Action item:
What is the number of lines in the data below that contain "kind"? Reply with the number only.
(Task material Opens)
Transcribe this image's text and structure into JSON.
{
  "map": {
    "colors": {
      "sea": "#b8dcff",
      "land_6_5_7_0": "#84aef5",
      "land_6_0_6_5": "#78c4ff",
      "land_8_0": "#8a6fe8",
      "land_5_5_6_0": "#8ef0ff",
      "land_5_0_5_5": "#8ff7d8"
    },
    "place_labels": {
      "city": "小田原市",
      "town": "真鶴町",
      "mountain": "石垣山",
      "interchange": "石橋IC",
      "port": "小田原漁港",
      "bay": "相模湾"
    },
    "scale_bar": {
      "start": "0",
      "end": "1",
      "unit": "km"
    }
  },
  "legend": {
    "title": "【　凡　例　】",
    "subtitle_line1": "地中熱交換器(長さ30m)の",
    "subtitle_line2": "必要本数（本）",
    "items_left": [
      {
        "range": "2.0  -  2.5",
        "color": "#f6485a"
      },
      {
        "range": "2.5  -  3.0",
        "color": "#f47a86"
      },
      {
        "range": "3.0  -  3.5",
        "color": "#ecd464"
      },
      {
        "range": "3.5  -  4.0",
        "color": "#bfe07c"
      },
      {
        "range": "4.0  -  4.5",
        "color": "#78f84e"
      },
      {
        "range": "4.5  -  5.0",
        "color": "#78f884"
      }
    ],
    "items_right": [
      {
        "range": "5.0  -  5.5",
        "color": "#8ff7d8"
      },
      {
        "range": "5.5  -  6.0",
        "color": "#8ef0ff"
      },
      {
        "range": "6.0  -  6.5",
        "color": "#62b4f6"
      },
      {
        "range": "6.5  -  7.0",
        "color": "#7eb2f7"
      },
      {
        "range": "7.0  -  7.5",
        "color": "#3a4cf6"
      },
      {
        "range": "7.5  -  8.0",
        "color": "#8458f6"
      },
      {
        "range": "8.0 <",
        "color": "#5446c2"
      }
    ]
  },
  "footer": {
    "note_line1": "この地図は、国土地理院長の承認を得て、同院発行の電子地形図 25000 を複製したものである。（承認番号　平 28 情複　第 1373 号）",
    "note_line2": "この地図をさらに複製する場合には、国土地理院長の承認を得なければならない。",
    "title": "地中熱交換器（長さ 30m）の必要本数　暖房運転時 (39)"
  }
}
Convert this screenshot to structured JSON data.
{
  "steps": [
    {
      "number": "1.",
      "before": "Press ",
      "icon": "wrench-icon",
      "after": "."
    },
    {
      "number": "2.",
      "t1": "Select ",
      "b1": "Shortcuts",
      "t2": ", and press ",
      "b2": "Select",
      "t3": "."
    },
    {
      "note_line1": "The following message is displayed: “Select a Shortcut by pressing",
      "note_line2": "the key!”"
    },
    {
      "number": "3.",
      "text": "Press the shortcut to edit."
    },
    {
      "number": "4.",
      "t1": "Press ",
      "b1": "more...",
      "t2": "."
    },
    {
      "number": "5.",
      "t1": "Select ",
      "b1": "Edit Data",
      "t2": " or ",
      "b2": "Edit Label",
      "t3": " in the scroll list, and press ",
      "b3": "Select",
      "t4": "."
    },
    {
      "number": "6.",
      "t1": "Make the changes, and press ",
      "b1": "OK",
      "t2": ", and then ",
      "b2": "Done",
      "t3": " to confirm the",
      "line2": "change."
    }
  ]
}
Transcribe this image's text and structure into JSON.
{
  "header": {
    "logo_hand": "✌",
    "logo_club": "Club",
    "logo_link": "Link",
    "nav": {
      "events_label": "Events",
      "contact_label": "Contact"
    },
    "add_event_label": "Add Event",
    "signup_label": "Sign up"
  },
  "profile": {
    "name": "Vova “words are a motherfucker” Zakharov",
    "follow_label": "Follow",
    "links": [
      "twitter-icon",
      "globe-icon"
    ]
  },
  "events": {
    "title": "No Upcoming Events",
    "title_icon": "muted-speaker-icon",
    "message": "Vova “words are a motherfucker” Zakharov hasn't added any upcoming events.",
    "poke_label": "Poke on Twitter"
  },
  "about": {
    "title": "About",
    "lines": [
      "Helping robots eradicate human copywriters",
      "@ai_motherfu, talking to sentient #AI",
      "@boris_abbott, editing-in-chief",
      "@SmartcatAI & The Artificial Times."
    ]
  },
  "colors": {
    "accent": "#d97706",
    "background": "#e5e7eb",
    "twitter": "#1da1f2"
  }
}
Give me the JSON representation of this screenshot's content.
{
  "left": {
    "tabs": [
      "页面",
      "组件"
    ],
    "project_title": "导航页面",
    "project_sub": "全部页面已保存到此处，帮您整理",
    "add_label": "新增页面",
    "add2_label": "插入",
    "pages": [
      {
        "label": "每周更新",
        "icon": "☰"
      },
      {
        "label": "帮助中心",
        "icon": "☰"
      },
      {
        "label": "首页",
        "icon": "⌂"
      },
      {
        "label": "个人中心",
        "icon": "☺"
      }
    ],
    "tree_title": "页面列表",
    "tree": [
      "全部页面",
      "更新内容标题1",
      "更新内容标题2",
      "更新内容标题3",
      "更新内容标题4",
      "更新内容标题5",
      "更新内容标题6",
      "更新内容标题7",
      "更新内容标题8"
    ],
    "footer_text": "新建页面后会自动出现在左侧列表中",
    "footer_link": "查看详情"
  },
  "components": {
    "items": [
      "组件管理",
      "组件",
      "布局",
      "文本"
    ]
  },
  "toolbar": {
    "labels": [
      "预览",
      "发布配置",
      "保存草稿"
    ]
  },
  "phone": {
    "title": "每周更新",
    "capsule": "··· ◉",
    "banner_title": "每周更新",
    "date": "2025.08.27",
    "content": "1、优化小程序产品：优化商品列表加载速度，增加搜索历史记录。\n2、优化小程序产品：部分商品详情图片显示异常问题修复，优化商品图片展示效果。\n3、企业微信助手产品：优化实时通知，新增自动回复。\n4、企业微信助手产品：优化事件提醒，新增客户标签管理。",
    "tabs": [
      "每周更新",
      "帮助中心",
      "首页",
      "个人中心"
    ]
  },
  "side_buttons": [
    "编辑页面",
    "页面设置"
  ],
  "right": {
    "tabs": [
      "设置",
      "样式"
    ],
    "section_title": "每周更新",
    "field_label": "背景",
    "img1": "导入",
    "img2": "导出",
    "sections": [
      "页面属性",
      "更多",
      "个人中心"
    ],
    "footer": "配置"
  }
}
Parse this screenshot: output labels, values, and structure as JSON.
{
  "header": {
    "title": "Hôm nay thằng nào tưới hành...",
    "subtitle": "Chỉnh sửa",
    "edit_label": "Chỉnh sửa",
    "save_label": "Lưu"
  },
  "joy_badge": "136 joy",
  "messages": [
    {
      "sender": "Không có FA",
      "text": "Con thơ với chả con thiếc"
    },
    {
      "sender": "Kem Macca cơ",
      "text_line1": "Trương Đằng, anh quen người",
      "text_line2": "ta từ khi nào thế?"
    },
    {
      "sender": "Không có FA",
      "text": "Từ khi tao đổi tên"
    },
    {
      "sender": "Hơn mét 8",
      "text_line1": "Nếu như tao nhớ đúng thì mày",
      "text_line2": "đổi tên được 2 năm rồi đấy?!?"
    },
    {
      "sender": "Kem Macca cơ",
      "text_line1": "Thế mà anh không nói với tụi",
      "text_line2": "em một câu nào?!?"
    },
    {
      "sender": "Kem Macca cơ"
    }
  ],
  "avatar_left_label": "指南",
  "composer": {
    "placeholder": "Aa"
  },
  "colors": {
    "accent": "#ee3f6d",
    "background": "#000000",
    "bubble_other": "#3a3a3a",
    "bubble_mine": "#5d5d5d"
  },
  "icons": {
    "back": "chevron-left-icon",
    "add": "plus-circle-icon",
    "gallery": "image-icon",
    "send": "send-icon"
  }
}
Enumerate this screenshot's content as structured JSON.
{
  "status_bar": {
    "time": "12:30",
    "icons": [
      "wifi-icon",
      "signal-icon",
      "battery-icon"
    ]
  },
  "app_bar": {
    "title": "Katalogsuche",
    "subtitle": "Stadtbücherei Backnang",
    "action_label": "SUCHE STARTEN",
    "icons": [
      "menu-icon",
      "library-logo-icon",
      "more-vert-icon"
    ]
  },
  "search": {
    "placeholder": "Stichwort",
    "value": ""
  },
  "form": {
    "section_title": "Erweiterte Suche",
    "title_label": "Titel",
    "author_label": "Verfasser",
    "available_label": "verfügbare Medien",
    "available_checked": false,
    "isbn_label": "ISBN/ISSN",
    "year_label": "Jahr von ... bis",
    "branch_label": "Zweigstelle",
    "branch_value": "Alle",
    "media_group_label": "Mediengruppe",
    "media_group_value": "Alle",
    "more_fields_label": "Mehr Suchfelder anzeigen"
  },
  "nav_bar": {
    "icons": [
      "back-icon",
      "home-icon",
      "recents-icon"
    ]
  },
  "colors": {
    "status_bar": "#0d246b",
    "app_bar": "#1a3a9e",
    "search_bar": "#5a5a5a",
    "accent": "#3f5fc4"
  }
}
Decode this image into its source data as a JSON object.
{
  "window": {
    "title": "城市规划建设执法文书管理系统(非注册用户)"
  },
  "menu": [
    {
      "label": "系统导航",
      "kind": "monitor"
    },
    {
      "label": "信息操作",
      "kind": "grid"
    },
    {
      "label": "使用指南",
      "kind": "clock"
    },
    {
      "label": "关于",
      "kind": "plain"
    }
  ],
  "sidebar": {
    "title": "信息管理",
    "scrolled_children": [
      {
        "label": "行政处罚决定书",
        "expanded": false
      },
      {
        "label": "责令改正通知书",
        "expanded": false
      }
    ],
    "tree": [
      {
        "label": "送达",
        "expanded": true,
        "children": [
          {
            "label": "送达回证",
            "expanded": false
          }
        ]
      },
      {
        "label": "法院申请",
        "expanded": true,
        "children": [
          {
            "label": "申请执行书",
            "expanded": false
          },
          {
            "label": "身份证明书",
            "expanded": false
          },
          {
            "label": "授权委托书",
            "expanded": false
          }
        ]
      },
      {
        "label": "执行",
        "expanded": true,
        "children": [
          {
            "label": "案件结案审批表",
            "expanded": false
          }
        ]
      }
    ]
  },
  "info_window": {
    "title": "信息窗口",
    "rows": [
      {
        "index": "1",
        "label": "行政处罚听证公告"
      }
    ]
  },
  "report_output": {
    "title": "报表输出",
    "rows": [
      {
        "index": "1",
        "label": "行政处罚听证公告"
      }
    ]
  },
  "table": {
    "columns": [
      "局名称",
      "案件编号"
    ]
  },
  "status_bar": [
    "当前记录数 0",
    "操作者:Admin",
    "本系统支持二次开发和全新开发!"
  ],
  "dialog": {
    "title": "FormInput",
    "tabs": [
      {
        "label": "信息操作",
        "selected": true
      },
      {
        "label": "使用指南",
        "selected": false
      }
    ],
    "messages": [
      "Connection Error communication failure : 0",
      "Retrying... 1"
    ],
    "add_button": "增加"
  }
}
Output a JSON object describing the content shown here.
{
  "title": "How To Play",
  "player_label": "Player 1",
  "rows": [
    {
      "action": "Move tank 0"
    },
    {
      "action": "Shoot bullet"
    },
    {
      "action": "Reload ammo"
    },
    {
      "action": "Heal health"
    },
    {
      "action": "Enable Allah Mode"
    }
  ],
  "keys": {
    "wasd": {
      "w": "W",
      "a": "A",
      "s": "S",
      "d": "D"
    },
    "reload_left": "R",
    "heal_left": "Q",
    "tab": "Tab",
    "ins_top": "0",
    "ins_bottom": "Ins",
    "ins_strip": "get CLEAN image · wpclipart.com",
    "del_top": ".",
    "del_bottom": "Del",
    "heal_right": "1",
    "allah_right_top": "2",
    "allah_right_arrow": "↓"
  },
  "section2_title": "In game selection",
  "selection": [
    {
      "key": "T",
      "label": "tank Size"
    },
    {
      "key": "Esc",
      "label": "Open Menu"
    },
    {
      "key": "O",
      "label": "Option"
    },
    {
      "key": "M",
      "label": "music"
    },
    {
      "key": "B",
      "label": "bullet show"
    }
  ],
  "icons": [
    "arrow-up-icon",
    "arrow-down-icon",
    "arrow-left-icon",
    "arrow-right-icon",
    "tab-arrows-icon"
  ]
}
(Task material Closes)
Solution for this exercise:
4